Right now –

I have managed another weekend without alcohol

This weekend, in contrast with many others has been HARD. I have had to make conscious decisions that I don’t WANT to drink several times a day; I have been more tempted to drink that I can remember for a LONG time.

This has disappointed me. I didn’t drink, and I’m bloody glad I didn’t, but I’ve had a more social time, and therein, I think lies the problem

On Saturday lunchtime I went out with a group of friends to a lovely restaurant. I have known these people for 15 years or so, and I consider them all friends. Many are also ‘friends’ with my ex husband, and indeed I met them through him. Most didn’t know I stopped drinking 521 days ago. Most will remember the BBQ’s and parties we had at my place where there was ALWAYS lots of alcohol and I was (almost) always drunk.

I drove, which was partly because I could then give a lift to J & K as J is not that mobile, but also partly because it added a layer of protection to my ‘alcohol free armour’ and provided an excuse (should I have wanted to use it) as to why I was not drinking. I actually didnt bother, just said ‘I dont drink’. Everybody else was drinking; red, rose and white wine. It looked delicious, intoxicatingly tempting, the looseness of people’s conversations as they imbibed was obvious to the sober one.

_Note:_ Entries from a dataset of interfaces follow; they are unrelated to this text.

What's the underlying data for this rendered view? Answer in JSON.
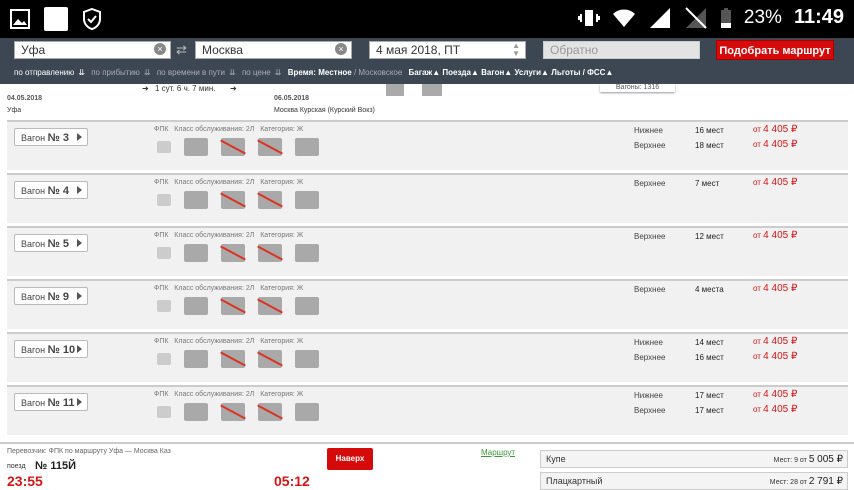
{
  "status": {
    "battery": "23%",
    "time": "11:49"
  },
  "search": {
    "from": "Уфа",
    "to": "Москва",
    "date": "4 мая 2018, ПТ",
    "back_placeholder": "Обратно",
    "submit": "Подобрать маршрут"
  },
  "sort": {
    "by_departure": "по отправлению",
    "by_arrival": "по прибытию",
    "by_duration": "по времени в пути",
    "by_price": "по цене",
    "time_label": "Время:",
    "time_local": "Местное",
    "time_moscow": "/ Московское",
    "baggage": "Багаж",
    "trains": "Поезда",
    "wagon": "Вагон",
    "services": "Услуги",
    "benefits": "Льготы / ФСС"
  },
  "train": {
    "dep_date": "04.05.2018",
    "dep_station": "Уфа",
    "duration": "1 сут. 6 ч. 7 мин.",
    "arr_date": "06.05.2018",
    "arr_station": "Москва Курская (Курский Вокз)",
    "partial": "Вагоны: 1316"
  },
  "wagons": [
    {
      "label": "Вагон",
      "num": "№ 3",
      "carrier": "ФПК",
      "class": "Класс обслуживания: 2Л",
      "category": "Категория: Ж",
      "seats": [
        {
          "type": "Нижнее",
          "count": "16 мест",
          "from": "от",
          "price": "4 405 ₽"
        },
        {
          "type": "Верхнее",
          "count": "18 мест",
          "from": "от",
          "price": "4 405 ₽"
        }
      ]
    },
    {
      "label": "Вагон",
      "num": "№ 4",
      "carrier": "ФПК",
      "class": "Класс обслуживания: 2Л",
      "category": "Категория: Ж",
      "seats": [
        {
          "type": "Верхнее",
          "count": "7 мест",
          "from": "от",
          "price": "4 405 ₽"
        }
      ]
    },
    {
      "label": "Вагон",
      "num": "№ 5",
      "carrier": "ФПК",
      "class": "Класс обслуживания: 2Л",
      "category": "Категория: Ж",
      "seats": [
        {
          "type": "Верхнее",
          "count": "12 мест",
          "from": "от",
          "price": "4 405 ₽"
        }
      ]
    },
    {
      "label": "Вагон",
      "num": "№ 9",
      "carrier": "ФПК",
      "class": "Класс обслуживания: 2Л",
      "category": "Категория: Ж",
      "seats": [
        {
          "type": "Верхнее",
          "count": "4 места",
          "from": "от",
          "price": "4 405 ₽"
        }
      ]
    },
    {
      "label": "Вагон",
      "num": "№ 10",
      "carrier": "ФПК",
      "class": "Класс обслуживания: 2Л",
      "category": "Категория: Ж",
      "seats": [
        {
          "type": "Нижнее",
          "count": "14 мест",
          "from": "от",
          "price": "4 405 ₽"
        },
        {
          "type": "Верхнее",
          "count": "16 мест",
          "from": "от",
          "price": "4 405 ₽"
        }
      ]
    },
    {
      "label": "Вагон",
      "num": "№ 11",
      "carrier": "ФПК",
      "class": "Класс обслуживания: 2Л",
      "category": "Категория: Ж",
      "seats": [
        {
          "type": "Нижнее",
          "count": "17 мест",
          "from": "от",
          "price": "4 405 ₽"
        },
        {
          "type": "Верхнее",
          "count": "17 мест",
          "from": "от",
          "price": "4 405 ₽"
        }
      ]
    }
  ],
  "footer": {
    "carrier_line": "Перевозчик: ФПК   по маршруту Уфа — Москва Каз",
    "route_link": "Маршрут",
    "up_button": "Наверх",
    "train_prefix": "поезд",
    "train_num": "№ 115Й",
    "dep_time": "23:55",
    "arr_time": "05:12",
    "classes": [
      {
        "name": "Купе",
        "seats": "Мест: 9",
        "from": "от",
        "price": "5 005 ₽"
      },
      {
        "name": "Плацкартный",
        "seats": "Мест: 28",
        "from": "от",
        "price": "2 791 ₽"
      }
    ]
  }
}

I hated that,hated feeling left out, hated feeling different, hated the bloody Diet Coke I was stuck with – wanted to drink (a LOT) -… by the end I was pretty desperate to leave despite the lovely food, and the genuine pleasure of the company of people I love who I don’t get to see often enough…

In the evening a friend came to see me. I knew him when I did my GP training in rural Wales; he was married to a friend of mine. I guess I had a bit of a crush on him at one time; but I would never have done anything about it, as I said he was married to a friend. We used to wrangle cheerfully about politics and as virtually the only two English people in a very Welsh community ,  support one another a bit.

We lost touch when I left Wales, although I knew that his marriage had subsequently broken down. Last year he found me through Facebook and we met on Saturday at my house. It’s silly to say people haven’t changed in almost 20 years, but that is how it felt. We slipped easily back into the friendship we had shared and talked and chatted about our subsequent experiences.

He knew me as a heavy drinker. There is not a lot to DO in rural Wales except drink – and we all did. Saying it out loud ” I don’t drink anymore” was hard. I wanted to drink, I wanted to get a bit pissed, drop my guard a bit, I felt safe and comfortable and I wanted to share the wine – for what reason I don’t really know- but I did so want to.

I’ve done 521 days sober. I’m so proud of that, and I’m so pleased that I didn’t blow it, either time at the weekend. But I’m left feeling  little sad.. moderation doesn’t work for me, I know that. I tried every way. The only answer is to be sober. But I felt the loss of my former self this weekend which I have not done in a while. I felt the loss of sharing wine, or being part of a group, of letting go. I felt the stigma of knowing I CANNOT drink. And oddly I felt the weight of responsibility – knowing that I can never again blame ‘being drunk’ for making unwise decisions. That all my decisions are now made sober, they are undoubtedly better decisions, but its somehow a bit bloody boring.

sorry. I AM glad i didn’t crack. I know what I have achieved through my sobriety. I just feel a bit nostalgic for the impulsive, messier me … which makes no sense at ALL !





  1. Lily I completely get this. As you know last week I was on holiday and there were numerous times when I found that I really really wanted a drink – not to block anything out or take the edge off but because it would have been nice and it would have been normal. I wish I could moderate but just like you I can’t. It’s so hard but we both got through and we should feel justifiably proud. I for one am proud of you. Hugs Tori xxx

    Liked by 1 person

Comments are closed.